This post was written by Health Law and Policy Clinic student Ali Gentry, Harvard Law School ’23.
In early September, the Center for Health Law & Policy Innovation joined the National WIC Association and the Vouchers 4 Veggies – EatSF program in organizing more than 100 organizations to call on Congress to ensure a robust benefit for purchasing fruits and vegetables in the WIC program. Weeks later, Congress heeded the call, including an increase in the value of the WIC Cash Value Voucher in the Continuing Resolution that funds government operations through December.

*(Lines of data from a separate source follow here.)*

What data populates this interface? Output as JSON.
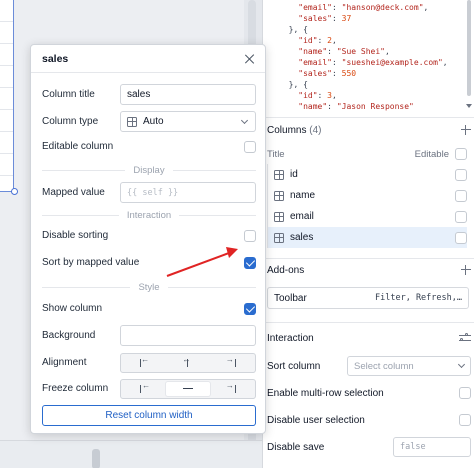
{
  "code_lines": [
    [
      {
        "t": "\"email\"",
        "c": "key"
      },
      {
        "t": ": ",
        "c": "p"
      },
      {
        "t": "\"hanson@deck.com\"",
        "c": "str"
      },
      {
        "t": ",",
        "c": "p"
      }
    ],
    [
      {
        "t": "\"sales\"",
        "c": "key"
      },
      {
        "t": ": ",
        "c": "p"
      },
      {
        "t": "37",
        "c": "num"
      }
    ],
    [
      {
        "t": "}, {",
        "c": "p"
      }
    ],
    [
      {
        "t": "\"id\"",
        "c": "key"
      },
      {
        "t": ": ",
        "c": "p"
      },
      {
        "t": "2",
        "c": "num"
      },
      {
        "t": ",",
        "c": "p"
      }
    ],
    [
      {
        "t": "\"name\"",
        "c": "key"
      },
      {
        "t": ": ",
        "c": "p"
      },
      {
        "t": "\"Sue Shei\"",
        "c": "str"
      },
      {
        "t": ",",
        "c": "p"
      }
    ],
    [
      {
        "t": "\"email\"",
        "c": "key"
      },
      {
        "t": ": ",
        "c": "p"
      },
      {
        "t": "\"sueshei@example.com\"",
        "c": "str"
      },
      {
        "t": ",",
        "c": "p"
      }
    ],
    [
      {
        "t": "\"sales\"",
        "c": "key"
      },
      {
        "t": ": ",
        "c": "p"
      },
      {
        "t": "550",
        "c": "num"
      }
    ],
    [
      {
        "t": "}, {",
        "c": "p"
      }
    ],
    [
      {
        "t": "\"id\"",
        "c": "key"
      },
      {
        "t": ": ",
        "c": "p"
      },
      {
        "t": "3",
        "c": "num"
      },
      {
        "t": ",",
        "c": "p"
      }
    ],
    [
      {
        "t": "\"name\"",
        "c": "key"
      },
      {
        "t": ": ",
        "c": "p"
      },
      {
        "t": "\"Jason Response\"",
        "c": "str"
      }
    ]
  ],
  "columns_section": {
    "title": "Columns",
    "count": "(4)",
    "header_title": "Title",
    "header_editable": "Editable",
    "items": [
      {
        "label": "id"
      },
      {
        "label": "name"
      },
      {
        "label": "email"
      },
      {
        "label": "sales"
      }
    ]
  },
  "addons_section": {
    "title": "Add-ons",
    "toolbar_name": "Toolbar",
    "toolbar_value": "Filter, Refresh,…"
  },
  "interaction_section": {
    "title": "Interaction",
    "sort_label": "Sort column",
    "sort_placeholder": "Select column",
    "multirow_label": "Enable multi-row selection",
    "disable_user_sel_label": "Disable user selection",
    "disable_save_label": "Disable save",
    "disable_save_value": "false"
  },
  "modal": {
    "title": "sales",
    "column_title_label": "Column title",
    "column_title_value": "sales",
    "column_type_label": "Column type",
    "column_type_value": "Auto",
    "editable_label": "Editable column",
    "display_sep": "Display",
    "mapped_value_label": "Mapped value",
    "mapped_value_placeholder": "{{ self }}",
    "interaction_sep": "Interaction",
    "disable_sorting_label": "Disable sorting",
    "sort_by_mapped_label": "Sort by mapped value",
    "style_sep": "Style",
    "show_column_label": "Show column",
    "background_label": "Background",
    "alignment_label": "Alignment",
    "freeze_label": "Freeze column",
    "reset_button": "Reset column width"
  },
  "colors": {
    "accent": "#2a6ccf",
    "annotation_arrow": "#e02424"
  }
}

The increase is an important temporary victory for families enrolled in the WIC program – but more advocacy is needed to maintain the increase beyond December of 2021.

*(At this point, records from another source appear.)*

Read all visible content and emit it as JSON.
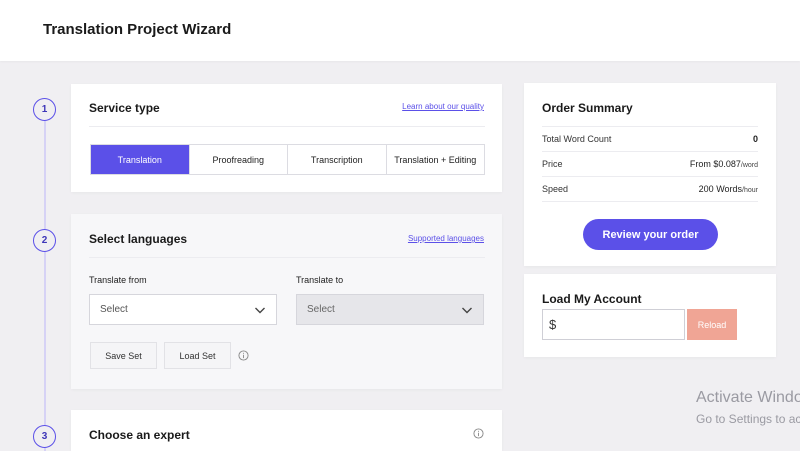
{
  "header": {
    "title": "Translation Project Wizard"
  },
  "steps": [
    "1",
    "2",
    "3"
  ],
  "service": {
    "title": "Service type",
    "link": "Learn about our quality",
    "options": [
      "Translation",
      "Proofreading",
      "Transcription",
      "Translation + Editing"
    ],
    "selected": "Translation"
  },
  "languages": {
    "title": "Select languages",
    "link": "Supported languages",
    "from_label": "Translate from",
    "from_value": "Select",
    "to_label": "Translate to",
    "to_value": "Select",
    "save_set": "Save Set",
    "load_set": "Load Set"
  },
  "expert": {
    "title": "Choose an expert"
  },
  "summary": {
    "title": "Order Summary",
    "rows": [
      {
        "label": "Total Word Count",
        "value": "0"
      },
      {
        "label": "Price",
        "value": "From $0.087",
        "unit": "/word"
      },
      {
        "label": "Speed",
        "value": "200 Words",
        "unit": "/hour"
      }
    ],
    "button": "Review your order"
  },
  "account": {
    "title": "Load My Account",
    "currency": "$",
    "button": "Reload"
  },
  "watermark": {
    "line1": "Activate Windo",
    "line2": "Go to Settings to ac"
  },
  "colors": {
    "accent": "#5b50e8",
    "reload": "#f0a595",
    "count": "#e0524a"
  }
}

The Special Supplemental Nutrition Program for Women, Infants, and Children (WIC) provides supplemental foods, health care referrals, and nutrition education to low-income pregnant and postpartum women and to infants and children up to age five who are at nutritional risk. Improved food security and increased produce intake during pregnancy leads to decreased pregnancy complications, improved childhood development, and decreased rates of chronic disease. As Black and Latinx pregnant people are two times more likely to experience food insecurity than White pregnant people, addressing food insecurity is an important step in reduce racial disparities in health outcomes for communities of color.
Although the evidence is clear that produce intake is critical to improving health outcomes across the lifespan, the WIC Cash Value Voucher (also called the Cash Value Benefit) only provides $9/month for children and $11/month for women for purchasing produce. The American Rescue Plan Act temporarily increased the cash-value voucher to $35 per month through September 2021.
According to recommendations put forth by the National Academies of Science, Engineering, and Medicine (NASEM), the voucher value should be $24/month for children, $43/month for pregnant and postpartum participants, and $47/month for breastfeeding participants for WIC participants to meet half of the recommended produce intake of the Dietary Guidelines for Americans. Increasing the value of the benefit is a cost-effective means of addressing health disparities; for people who do not meet the dietary recommendations, increasing produce consumption by one serving per day decreases mortality and could save the US up to $5 billion in medical costs annually.
On the evening of September 30, Congress passed HR 5305, extending the value increase of the WIC Cash Value Voucher through the first quarter of fiscal year 2022 and naming NASEM to determine the appropriate value. The Center for Health Law and Policy Innovation called for the increase in value of the Cash Value Voucher in our March 2021 “Mainstreaming Produce Prescriptions” report. We are excited to see the momentum toward a long-term increase in the CVV’s dollar value and improved access to nutritious produce among children and their parents. We look forward to taking the next steps to ensure the increased benefit is maintained beyond December.